• [Source data]

*** Begin section ***

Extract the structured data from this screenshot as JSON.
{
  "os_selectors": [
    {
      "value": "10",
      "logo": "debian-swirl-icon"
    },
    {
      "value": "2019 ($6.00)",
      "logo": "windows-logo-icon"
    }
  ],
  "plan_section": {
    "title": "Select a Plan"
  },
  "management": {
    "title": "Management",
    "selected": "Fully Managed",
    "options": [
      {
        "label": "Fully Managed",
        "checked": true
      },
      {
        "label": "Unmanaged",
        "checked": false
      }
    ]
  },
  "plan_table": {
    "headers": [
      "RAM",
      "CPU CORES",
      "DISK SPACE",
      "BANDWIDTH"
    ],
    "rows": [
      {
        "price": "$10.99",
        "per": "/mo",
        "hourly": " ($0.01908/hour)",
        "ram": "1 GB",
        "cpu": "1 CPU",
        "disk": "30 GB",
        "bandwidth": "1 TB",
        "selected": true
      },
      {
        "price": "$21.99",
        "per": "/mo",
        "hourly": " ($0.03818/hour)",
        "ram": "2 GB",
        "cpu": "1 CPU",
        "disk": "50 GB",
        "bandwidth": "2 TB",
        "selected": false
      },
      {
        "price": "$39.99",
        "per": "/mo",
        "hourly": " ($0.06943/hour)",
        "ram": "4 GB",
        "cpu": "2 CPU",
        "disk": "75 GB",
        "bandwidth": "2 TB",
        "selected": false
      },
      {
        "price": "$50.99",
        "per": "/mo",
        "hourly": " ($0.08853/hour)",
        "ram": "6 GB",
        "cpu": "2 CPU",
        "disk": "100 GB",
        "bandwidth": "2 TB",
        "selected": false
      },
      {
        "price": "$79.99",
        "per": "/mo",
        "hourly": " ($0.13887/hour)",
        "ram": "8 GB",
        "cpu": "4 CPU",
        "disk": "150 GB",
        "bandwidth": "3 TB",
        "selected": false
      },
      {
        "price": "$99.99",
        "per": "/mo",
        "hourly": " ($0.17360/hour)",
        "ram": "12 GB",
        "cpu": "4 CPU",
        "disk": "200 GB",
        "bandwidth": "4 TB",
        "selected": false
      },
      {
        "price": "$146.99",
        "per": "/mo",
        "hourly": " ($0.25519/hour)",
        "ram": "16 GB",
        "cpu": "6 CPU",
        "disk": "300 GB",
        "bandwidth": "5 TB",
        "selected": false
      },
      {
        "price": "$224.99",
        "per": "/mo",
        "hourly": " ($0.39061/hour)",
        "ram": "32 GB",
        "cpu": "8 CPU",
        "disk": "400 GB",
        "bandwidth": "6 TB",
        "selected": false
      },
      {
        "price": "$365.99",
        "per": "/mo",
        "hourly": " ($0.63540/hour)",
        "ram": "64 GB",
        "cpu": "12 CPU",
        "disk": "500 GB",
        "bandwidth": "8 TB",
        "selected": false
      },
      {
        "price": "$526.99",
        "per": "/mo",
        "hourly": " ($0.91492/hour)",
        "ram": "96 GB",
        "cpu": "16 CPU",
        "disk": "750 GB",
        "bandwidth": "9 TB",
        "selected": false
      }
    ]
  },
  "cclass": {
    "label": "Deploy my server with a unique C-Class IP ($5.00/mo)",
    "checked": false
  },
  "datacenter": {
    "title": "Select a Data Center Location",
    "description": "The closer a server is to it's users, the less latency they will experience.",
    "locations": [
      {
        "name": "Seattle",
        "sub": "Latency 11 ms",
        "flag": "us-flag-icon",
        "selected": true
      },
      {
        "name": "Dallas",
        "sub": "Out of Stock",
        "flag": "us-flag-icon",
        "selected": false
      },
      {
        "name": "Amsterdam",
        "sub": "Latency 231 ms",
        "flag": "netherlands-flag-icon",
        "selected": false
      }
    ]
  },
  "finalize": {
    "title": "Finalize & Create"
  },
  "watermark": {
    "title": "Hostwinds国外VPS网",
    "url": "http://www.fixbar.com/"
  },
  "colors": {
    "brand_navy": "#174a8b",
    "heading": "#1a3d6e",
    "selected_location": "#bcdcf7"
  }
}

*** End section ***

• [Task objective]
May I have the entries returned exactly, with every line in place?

• [Written response]
Extract the structured data from this screenshot as JSON.
{
  "os_selectors": [
    {
      "value": "10",
      "logo": "debian-swirl-icon"
    },
    {
      "value": "2019 ($6.00)",
      "logo": "windows-logo-icon"
    }
  ],
  "plan_section": {
    "title": "Select a Plan"
  },
  "management": {
    "title": "Management",
    "selected": "Fully Managed",
    "options": [
      {
        "label": "Fully Managed",
        "checked": true
      },
      {
        "label": "Unmanaged",
        "checked": false
      }
    ]
  },
  "plan_table": {
    "headers": [
      "RAM",
      "CPU CORES",
      "DISK SPACE",
      "BANDWIDTH"
    ],
    "rows": [
      {
        "price": "$10.99",
        "per": "/mo",
        "hourly": " ($0.01908/hour)",
        "ram": "1 GB",
        "cpu": "1 CPU",
        "disk": "30 GB",
        "bandwidth": "1 TB",
        "selected": true
      },
      {
        "price": "$21.99",
        "per": "/mo",
        "hourly": " ($0.03818/hour)",
        "ram": "2 GB",
        "cpu": "1 CPU",
        "disk": "50 GB",
        "bandwidth": "2 TB",
        "selected": false
      },
      {
        "price": "$39.99",
        "per": "/mo",
        "hourly": " ($0.06943/hour)",
        "ram": "4 GB",
        "cpu": "2 CPU",
        "disk": "75 GB",
        "bandwidth": "2 TB",
        "selected": false
      },
      {
        "price": "$50.99",
        "per": "/mo",
        "hourly": " ($0.08853/hour)",
        "ram": "6 GB",
        "cpu": "2 CPU",
        "disk": "100 GB",
        "bandwidth": "2 TB",
        "selected": false
      },
      {
        "price": "$79.99",
        "per": "/mo",
        "hourly": " ($0.13887/hour)",
        "ram": "8 GB",
        "cpu": "4 CPU",
        "disk": "150 GB",
        "bandwidth": "3 TB",
        "selected": false
      },
      {
        "price": "$99.99",
        "per": "/mo",
        "hourly": " ($0.17360/hour)",
        "ram": "12 GB",
        "cpu": "4 CPU",
        "disk": "200 GB",
        "bandwidth": "4 TB",
        "selected": false
      },
      {
        "price": "$146.99",
        "per": "/mo",
        "hourly": " ($0.25519/hour)",
        "ram": "16 GB",
        "cpu": "6 CPU",
        "disk": "300 GB",
        "bandwidth": "5 TB",
        "selected": false
      },
      {
        "price": "$224.99",
        "per": "/mo",
        "hourly": " ($0.39061/hour)",
        "ram": "32 GB",
        "cpu": "8 CPU",
        "disk": "400 GB",
        "bandwidth": "6 TB",
        "selected": false
      },
      {
        "price": "$365.99",
        "per": "/mo",
        "hourly": " ($0.63540/hour)",
        "ram": "64 GB",
        "cpu": "12 CPU",
        "disk": "500 GB",
        "bandwidth": "8 TB",
        "selected": false
      },
      {
        "price": "$526.99",
        "per": "/mo",
        "hourly": " ($0.91492/hour)",
        "ram": "96 GB",
        "cpu": "16 CPU",
        "disk": "750 GB",
        "bandwidth": "9 TB",
        "selected": false
      }
    ]
  },
  "cclass": {
    "label": "Deploy my server with a unique C-Class IP ($5.00/mo)",
    "checked": false
  },
  "datacenter": {
    "title": "Select a Data Center Location",
    "description": "The closer a server is to it's users, the less latency they will experience.",
    "locations": [
      {
        "name": "Seattle",
        "sub": "Latency 11 ms",
        "flag": "us-flag-icon",
        "selected": true
      },
      {
        "name": "Dallas",
        "sub": "Out of Stock",
        "flag": "us-flag-icon",
        "selected": false
      },
      {
        "name": "Amsterdam",
        "sub": "Latency 231 ms",
        "flag": "netherlands-flag-icon",
        "selected": false
      }
    ]
  },
  "finalize": {
    "title": "Finalize & Create"
  },
  "watermark": {
    "title": "Hostwinds国外VPS网",
    "url": "http://www.fixbar.com/"
  },
  "colors": {
    "brand_navy": "#174a8b",
    "heading": "#1a3d6e",
    "selected_location": "#bcdcf7"
  }
}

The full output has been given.